• [Required work] All of the data below should be copied exactly as it stands.
*** Material shown Section Begins ***
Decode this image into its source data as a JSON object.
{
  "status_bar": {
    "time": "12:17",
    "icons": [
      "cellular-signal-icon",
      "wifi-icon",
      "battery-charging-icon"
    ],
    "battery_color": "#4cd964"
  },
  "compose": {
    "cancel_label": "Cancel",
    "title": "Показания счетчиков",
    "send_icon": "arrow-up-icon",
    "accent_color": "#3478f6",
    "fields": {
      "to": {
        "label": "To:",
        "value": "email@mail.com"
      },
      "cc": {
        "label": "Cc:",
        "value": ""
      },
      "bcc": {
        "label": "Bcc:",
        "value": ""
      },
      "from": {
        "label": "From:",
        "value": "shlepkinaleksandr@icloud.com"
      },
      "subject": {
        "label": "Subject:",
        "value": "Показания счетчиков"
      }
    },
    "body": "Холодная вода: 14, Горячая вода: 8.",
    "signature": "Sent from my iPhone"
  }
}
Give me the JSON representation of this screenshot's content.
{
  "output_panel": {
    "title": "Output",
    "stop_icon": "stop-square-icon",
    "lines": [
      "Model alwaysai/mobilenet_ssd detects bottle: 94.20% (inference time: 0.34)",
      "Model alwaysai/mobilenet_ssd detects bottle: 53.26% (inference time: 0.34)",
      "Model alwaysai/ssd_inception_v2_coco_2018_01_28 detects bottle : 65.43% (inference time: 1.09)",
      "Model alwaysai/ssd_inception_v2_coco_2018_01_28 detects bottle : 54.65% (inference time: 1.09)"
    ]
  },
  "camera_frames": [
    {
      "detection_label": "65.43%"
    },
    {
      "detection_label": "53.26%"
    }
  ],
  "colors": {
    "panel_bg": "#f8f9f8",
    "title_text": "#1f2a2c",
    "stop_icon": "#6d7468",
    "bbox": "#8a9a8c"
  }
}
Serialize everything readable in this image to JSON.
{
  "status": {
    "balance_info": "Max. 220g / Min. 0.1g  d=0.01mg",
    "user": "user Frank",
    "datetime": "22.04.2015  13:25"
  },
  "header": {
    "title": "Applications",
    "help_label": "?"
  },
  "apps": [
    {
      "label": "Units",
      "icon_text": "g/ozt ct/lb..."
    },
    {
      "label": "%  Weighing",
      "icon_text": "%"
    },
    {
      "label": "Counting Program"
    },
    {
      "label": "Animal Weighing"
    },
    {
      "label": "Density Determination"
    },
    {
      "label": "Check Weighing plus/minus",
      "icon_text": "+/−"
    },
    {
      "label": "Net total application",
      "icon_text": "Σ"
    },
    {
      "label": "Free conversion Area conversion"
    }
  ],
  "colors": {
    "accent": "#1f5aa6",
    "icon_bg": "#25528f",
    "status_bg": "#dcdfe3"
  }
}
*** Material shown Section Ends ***
• [Output of the exercise]
Decode this image into its source data as a JSON object.
{
  "status_bar": {
    "time": "12:17",
    "icons": [
      "cellular-signal-icon",
      "wifi-icon",
      "battery-charging-icon"
    ],
    "battery_color": "#4cd964"
  },
  "compose": {
    "cancel_label": "Cancel",
    "title": "Показания счетчиков",
    "send_icon": "arrow-up-icon",
    "accent_color": "#3478f6",
    "fields": {
      "to": {
        "label": "To:",
        "value": "email@mail.com"
      },
      "cc": {
        "label": "Cc:",
        "value": ""
      },
      "bcc": {
        "label": "Bcc:",
        "value": ""
      },
      "from": {
        "label": "From:",
        "value": "shlepkinaleksandr@icloud.com"
      },
      "subject": {
        "label": "Subject:",
        "value": "Показания счетчиков"
      }
    },
    "body": "Холодная вода: 14, Горячая вода: 8.",
    "signature": "Sent from my iPhone"
  }
}
Give me the JSON representation of this screenshot's content.
{
  "output_panel": {
    "title": "Output",
    "stop_icon": "stop-square-icon",
    "lines": [
      "Model alwaysai/mobilenet_ssd detects bottle: 94.20% (inference time: 0.34)",
      "Model alwaysai/mobilenet_ssd detects bottle: 53.26% (inference time: 0.34)",
      "Model alwaysai/ssd_inception_v2_coco_2018_01_28 detects bottle : 65.43% (inference time: 1.09)",
      "Model alwaysai/ssd_inception_v2_coco_2018_01_28 detects bottle : 54.65% (inference time: 1.09)"
    ]
  },
  "camera_frames": [
    {
      "detection_label": "65.43%"
    },
    {
      "detection_label": "53.26%"
    }
  ],
  "colors": {
    "panel_bg": "#f8f9f8",
    "title_text": "#1f2a2c",
    "stop_icon": "#6d7468",
    "bbox": "#8a9a8c"
  }
}
Serialize everything readable in this image to JSON.
{
  "status": {
    "balance_info": "Max. 220g / Min. 0.1g  d=0.01mg",
    "user": "user Frank",
    "datetime": "22.04.2015  13:25"
  },
  "header": {
    "title": "Applications",
    "help_label": "?"
  },
  "apps": [
    {
      "label": "Units",
      "icon_text": "g/ozt ct/lb..."
    },
    {
      "label": "%  Weighing",
      "icon_text": "%"
    },
    {
      "label": "Counting Program"
    },
    {
      "label": "Animal Weighing"
    },
    {
      "label": "Density Determination"
    },
    {
      "label": "Check Weighing plus/minus",
      "icon_text": "+/−"
    },
    {
      "label": "Net total application",
      "icon_text": "Σ"
    },
    {
      "label": "Free conversion Area conversion"
    }
  ],
  "colors": {
    "accent": "#1f5aa6",
    "icon_bg": "#25528f",
    "status_bg": "#dcdfe3"
  }
}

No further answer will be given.